== TASK ITEM ==
Except for the pictures, write out all the records that follow exactly.
● ● ● ●
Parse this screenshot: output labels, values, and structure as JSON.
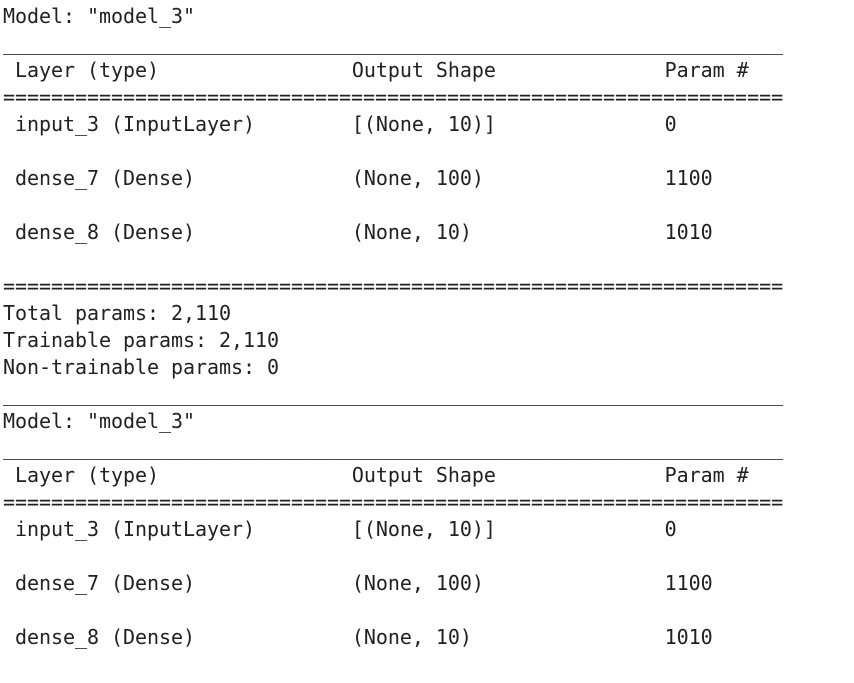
{
  "separators": {
    "underscore": "_________________________________________________________________",
    "equals": "================================================================="
  },
  "summaries": [
    {
      "model_label": "Model: \"model_3\"",
      "headers": [
        "Layer (type)",
        "Output Shape",
        "Param #"
      ],
      "rows": [
        [
          "input_3 (InputLayer)",
          "[(None, 10)]",
          "0"
        ],
        [
          "dense_7 (Dense)",
          "(None, 100)",
          "1100"
        ],
        [
          "dense_8 (Dense)",
          "(None, 10)",
          "1010"
        ]
      ],
      "totals": [
        "Total params: 2,110",
        "Trainable params: 2,110",
        "Non-trainable params: 0"
      ]
    },
    {
      "model_label": "Model: \"model_3\"",
      "headers": [
        "Layer (type)",
        "Output Shape",
        "Param #"
      ],
      "rows": [
        [
          "input_3 (InputLayer)",
          "[(None, 10)]",
          "0"
        ],
        [
          "dense_7 (Dense)",
          "(None, 100)",
          "1100"
        ],
        [
          "dense_8 (Dense)",
          "(None, 10)",
          "1010"
        ]
      ]
    }
  ]
}
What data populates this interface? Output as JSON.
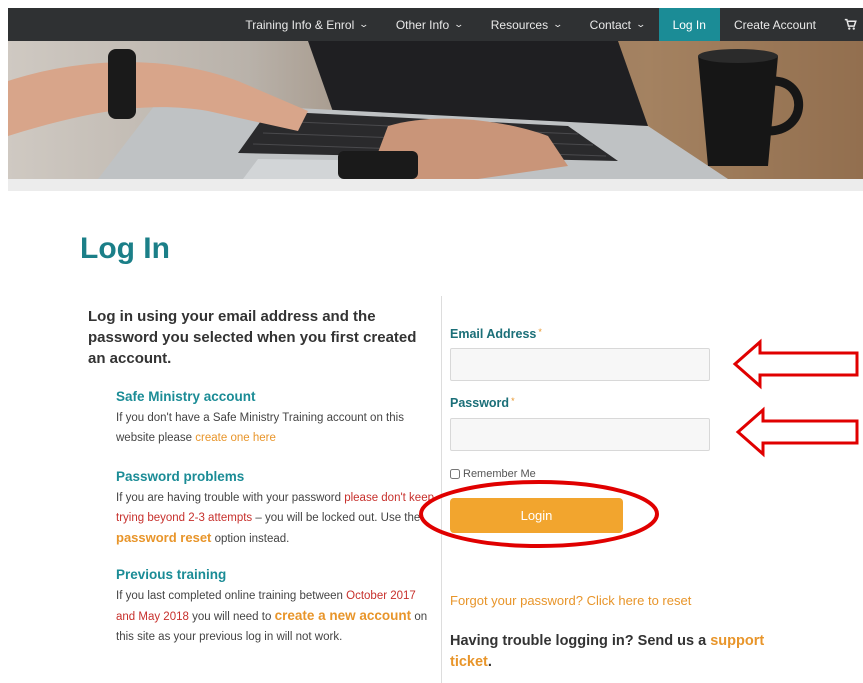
{
  "nav": {
    "items": [
      {
        "label": "Training Info & Enrol",
        "has_menu": true
      },
      {
        "label": "Other Info",
        "has_menu": true
      },
      {
        "label": "Resources",
        "has_menu": true
      },
      {
        "label": "Contact",
        "has_menu": true
      }
    ],
    "login": "Log In",
    "create_account": "Create Account",
    "cart_icon": "shopping-cart-icon",
    "chevron": "⌄",
    "cart_glyph": "🛒"
  },
  "page": {
    "title": "Log In",
    "intro": "Log in using your email address and the password you selected when you first created an account."
  },
  "info": {
    "safe_ministry": {
      "title": "Safe Ministry account",
      "text_1": "If you don't have a Safe Ministry Training account on this website please ",
      "link": "create one here"
    },
    "password_problems": {
      "title": "Password problems",
      "text_1": "If you are having trouble with your password ",
      "warning": "please don't keep trying beyond 2-3 attempts",
      "text_2": " – you will be locked out. Use the ",
      "link": "password reset",
      "text_3": " option instead."
    },
    "previous_training": {
      "title": "Previous training",
      "text_1": "If you last completed online training between ",
      "highlight": "October 2017 and May 2018",
      "text_2": " you will need to ",
      "link": "create a new account",
      "text_3": " on this site as your previous log in will not work."
    }
  },
  "form": {
    "email_label": "Email Address",
    "password_label": "Password",
    "required_mark": "*",
    "email_value": "",
    "password_value": "",
    "remember_label": "Remember Me",
    "login_button": "Login",
    "forgot_link": "Forgot your password? Click here to reset",
    "trouble_text": "Having trouble logging in? Send us a ",
    "support_link": "support ticket",
    "trouble_end": "."
  },
  "colors": {
    "brand_teal": "#1b8c96",
    "accent_orange": "#f2a52e",
    "annotation_red": "#e00000",
    "nav_bg": "#2f3133"
  }
}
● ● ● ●
== ANSWER ==
Parse this screenshot: output labels, values, and structure as JSON.
{
  "separators": {
    "underscore": "_________________________________________________________________",
    "equals": "================================================================="
  },
  "summaries": [
    {
      "model_label": "Model: \"model_3\"",
      "headers": [
        "Layer (type)",
        "Output Shape",
        "Param #"
      ],
      "rows": [
        [
          "input_3 (InputLayer)",
          "[(None, 10)]",
          "0"
        ],
        [
          "dense_7 (Dense)",
          "(None, 100)",
          "1100"
        ],
        [
          "dense_8 (Dense)",
          "(None, 10)",
          "1010"
        ]
      ],
      "totals": [
        "Total params: 2,110",
        "Trainable params: 2,110",
        "Non-trainable params: 0"
      ]
    },
    {
      "model_label": "Model: \"model_3\"",
      "headers": [
        "Layer (type)",
        "Output Shape",
        "Param #"
      ],
      "rows": [
        [
          "input_3 (InputLayer)",
          "[(None, 10)]",
          "0"
        ],
        [
          "dense_7 (Dense)",
          "(None, 100)",
          "1100"
        ],
        [
          "dense_8 (Dense)",
          "(None, 10)",
          "1010"
        ]
      ]
    }
  ]
}
What data populates this interface? Output as JSON.
{
  "nav": {
    "items": [
      {
        "label": "Training Info & Enrol",
        "has_menu": true
      },
      {
        "label": "Other Info",
        "has_menu": true
      },
      {
        "label": "Resources",
        "has_menu": true
      },
      {
        "label": "Contact",
        "has_menu": true
      }
    ],
    "login": "Log In",
    "create_account": "Create Account",
    "cart_icon": "shopping-cart-icon",
    "chevron": "⌄",
    "cart_glyph": "🛒"
  },
  "page": {
    "title": "Log In",
    "intro": "Log in using your email address and the password you selected when you first created an account."
  },
  "info": {
    "safe_ministry": {
      "title": "Safe Ministry account",
      "text_1": "If you don't have a Safe Ministry Training account on this website please ",
      "link": "create one here"
    },
    "password_problems": {
      "title": "Password problems",
      "text_1": "If you are having trouble with your password ",
      "warning": "please don't keep trying beyond 2-3 attempts",
      "text_2": " – you will be locked out. Use the ",
      "link": "password reset",
      "text_3": " option instead."
    },
    "previous_training": {
      "title": "Previous training",
      "text_1": "If you last completed online training between ",
      "highlight": "October 2017 and May 2018",
      "text_2": " you will need to ",
      "link": "create a new account",
      "text_3": " on this site as your previous log in will not work."
    }
  },
  "form": {
    "email_label": "Email Address",
    "password_label": "Password",
    "required_mark": "*",
    "email_value": "",
    "password_value": "",
    "remember_label": "Remember Me",
    "login_button": "Login",
    "forgot_link": "Forgot your password? Click here to reset",
    "trouble_text": "Having trouble logging in? Send us a ",
    "support_link": "support ticket",
    "trouble_end": "."
  },
  "colors": {
    "brand_teal": "#1b8c96",
    "accent_orange": "#f2a52e",
    "annotation_red": "#e00000",
    "nav_bg": "#2f3133"
  }
}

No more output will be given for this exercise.